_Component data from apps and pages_

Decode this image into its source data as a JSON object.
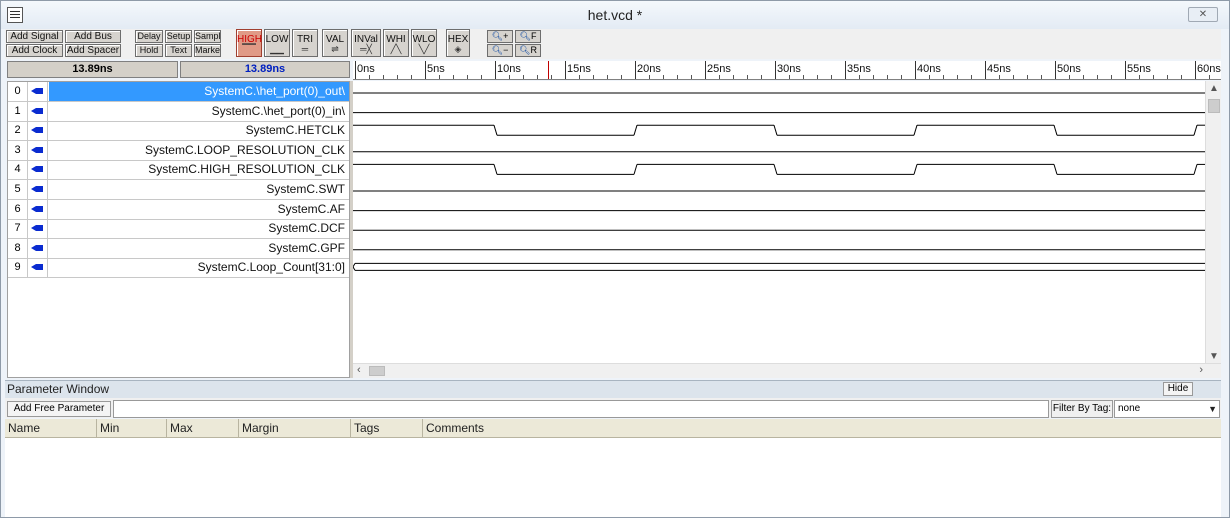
{
  "window": {
    "title": "het.vcd *",
    "close_glyph": "✕"
  },
  "toolbar": {
    "add_signal": "Add Signal",
    "add_bus": "Add Bus",
    "add_clock": "Add Clock",
    "add_spacer": "Add Spacer",
    "delay": "Delay",
    "setup": "Setup",
    "sample": "Sample",
    "hold": "Hold",
    "text": "Text",
    "marker": "Marker",
    "wave_buttons": [
      "HIGH",
      "LOW",
      "TRI",
      "VAL",
      "INVal",
      "WHI",
      "WLO",
      "HEX"
    ],
    "zoom_in": "+",
    "zoom_full": "F",
    "zoom_out": "−",
    "zoom_reset": "R"
  },
  "time": {
    "cursor_time": "13.89ns",
    "marker_time": "13.89ns",
    "ruler_labels": [
      "0ns",
      "5ns",
      "10ns",
      "15ns",
      "20ns",
      "25ns",
      "30ns",
      "35ns",
      "40ns",
      "45ns",
      "50ns",
      "55ns",
      "60ns"
    ]
  },
  "signals": [
    {
      "index": "0",
      "name": "SystemC.\\het_port(0)_out\\",
      "selected": true
    },
    {
      "index": "1",
      "name": "SystemC.\\het_port(0)_in\\"
    },
    {
      "index": "2",
      "name": "SystemC.HETCLK"
    },
    {
      "index": "3",
      "name": "SystemC.LOOP_RESOLUTION_CLK"
    },
    {
      "index": "4",
      "name": "SystemC.HIGH_RESOLUTION_CLK"
    },
    {
      "index": "5",
      "name": "SystemC.SWT"
    },
    {
      "index": "6",
      "name": "SystemC.AF"
    },
    {
      "index": "7",
      "name": "SystemC.DCF"
    },
    {
      "index": "8",
      "name": "SystemC.GPF"
    },
    {
      "index": "9",
      "name": "SystemC.Loop_Count[31:0]"
    }
  ],
  "param_window": {
    "title": "Parameter Window",
    "hide_label": "Hide",
    "add_free_parameter": "Add Free Parameter",
    "filter_label": "Filter By Tag:",
    "filter_value": "none",
    "columns": [
      "Name",
      "Min",
      "Max",
      "Margin",
      "Tags",
      "Comments"
    ]
  }
}
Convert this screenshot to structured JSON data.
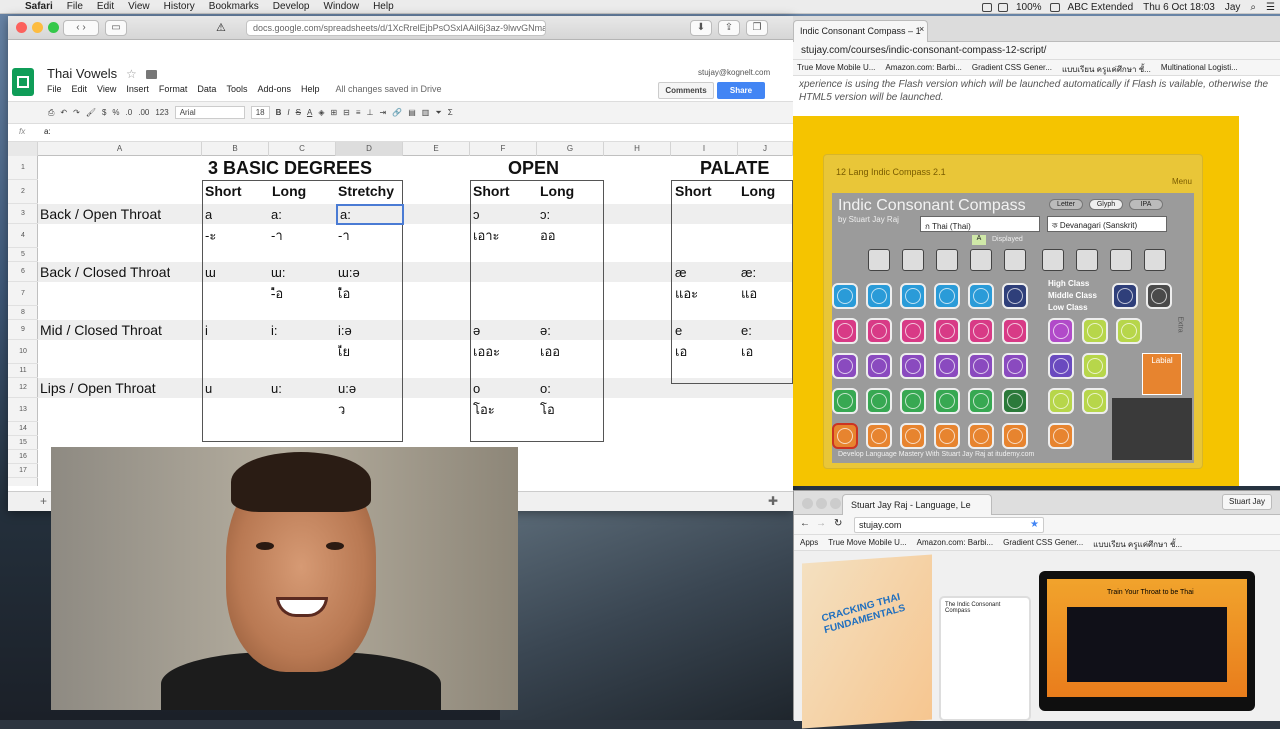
{
  "menubar": {
    "app": "Safari",
    "items": [
      "File",
      "Edit",
      "View",
      "History",
      "Bookmarks",
      "Develop",
      "Window",
      "Help"
    ],
    "battery": "100%",
    "input_source": "ABC Extended",
    "clock": "Thu 6 Oct 18:03",
    "user": "Jay"
  },
  "safari": {
    "url": "docs.google.com/spreadsheets/d/1XcRrelEjbPsOSxlAAil6j3az-9lwvGNma"
  },
  "sheets": {
    "title": "Thai Vowels",
    "menus": [
      "File",
      "Edit",
      "View",
      "Insert",
      "Format",
      "Data",
      "Tools",
      "Add-ons",
      "Help"
    ],
    "saved": "All changes saved in Drive",
    "user_email": "stujay@kognelt.com",
    "comments": "Comments",
    "share": "Share",
    "font": "Arial",
    "font_size": "18",
    "fmt_dollar": "$",
    "fmt_percent": "%",
    "fmt_dec0": ".0",
    "fmt_dec00": ".00",
    "fmt_123": "123",
    "fx_label": "fx",
    "cell_value": "a:",
    "columns": [
      "A",
      "B",
      "C",
      "D",
      "E",
      "F",
      "G",
      "H",
      "I",
      "J"
    ],
    "rows": [
      "1",
      "2",
      "3",
      "4",
      "5",
      "6",
      "7",
      "8",
      "9",
      "10",
      "11",
      "12",
      "13",
      "14",
      "15",
      "16",
      "17"
    ],
    "headers": {
      "basic": "3 BASIC DEGREES",
      "open": "OPEN",
      "palate": "PALATE"
    },
    "sub": {
      "short": "Short",
      "long": "Long",
      "stretchy": "Stretchy"
    },
    "labels": {
      "r3": "Back / Open Throat",
      "r6": "Back / Closed Throat",
      "r9": "Mid / Closed Throat",
      "r12": "Lips / Open Throat"
    },
    "cells": {
      "b3": "a",
      "c3": "a:",
      "d3": "a:",
      "f3": "ɔ",
      "g3": "ɔ:",
      "b4": "-ะ",
      "c4": "-า",
      "d4": "-า",
      "f4": "เอาะ",
      "g4": "ออ",
      "b6": "ɯ",
      "c6": "ɯ:",
      "d6": "ɯ:ə",
      "i6": "æ",
      "j6": "æ:",
      "b7": "ึ",
      "c7": "-ือ",
      "d7": "เือ",
      "i7": "แอะ",
      "j7": "แอ",
      "b9": "i",
      "c9": "i:",
      "d9": "i:ə",
      "f9": "ə",
      "g9": "ə:",
      "i9": "e",
      "j9": "e:",
      "b10": "ิ",
      "c10": "ี",
      "d10": "เีย",
      "f10": "เออะ",
      "g10": "เออ",
      "i10": "เอ",
      "j10": "เอ",
      "b12": "u",
      "c12": "u:",
      "d12": "u:ə",
      "f12": "o",
      "g12": "o:",
      "b13": "ุ",
      "c13": "ู",
      "d13": "ัว",
      "f13": "โอะ",
      "g13": "โอ"
    }
  },
  "right_window": {
    "tab": "Indic Consonant Compass – 1",
    "url": "stujay.com/courses/indic-consonant-compass-12-script/",
    "bookmarks": [
      "True Move Mobile U...",
      "Amazon.com: Barbi...",
      "Gradient CSS Gener...",
      "แบบเรียน ครูแค่ศึกษา ชั้...",
      "Multinational Logisti..."
    ],
    "notice": "xperience is using the Flash version which will be launched automatically if Flash is vailable, otherwise the HTML5 version will be launched.",
    "compass_header": "12 Lang Indic Compass 2.1",
    "menu": "Menu",
    "panel_title": "Indic Consonant Compass",
    "panel_sub": "by Stuart Jay Raj",
    "toggles": [
      "Letter",
      "Glyph",
      "IPA"
    ],
    "dropdown_left": "ก  Thai (Thai)",
    "dropdown_right": "ক  Devanagari (Sanskrit)",
    "displayed_label": "A",
    "displayed": "Displayed",
    "classes": [
      "High Class",
      "Middle Class",
      "Low Class"
    ],
    "labial": "Labial",
    "extra": "Extra",
    "footer": "Develop Language Mastery With Stuart Jay Raj at itudemy.com"
  },
  "chrome_window": {
    "tab": "Stuart Jay Raj - Language, Le",
    "profile": "Stuart Jay",
    "url": "stujay.com",
    "bookmarks": [
      "Apps",
      "True Move Mobile U...",
      "Amazon.com: Barbi...",
      "Gradient CSS Gener...",
      "แบบเรียน ครูแค่ศึกษา ชั้..."
    ],
    "book_title": "CRACKING THAI FUNDAMENTALS",
    "tablet_title": "The Indic Consonant Compass",
    "laptop_title": "Train Your Throat to be Thai"
  }
}
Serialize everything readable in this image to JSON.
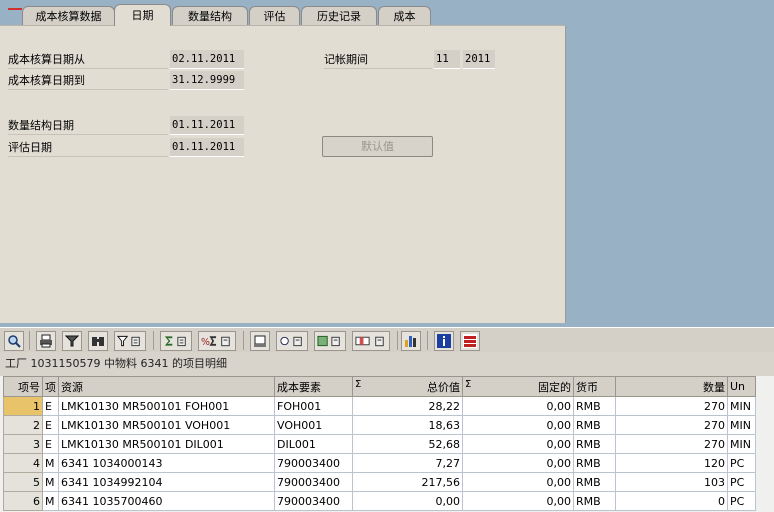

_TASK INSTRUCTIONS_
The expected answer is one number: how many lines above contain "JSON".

_YOUR SOLUTION_
3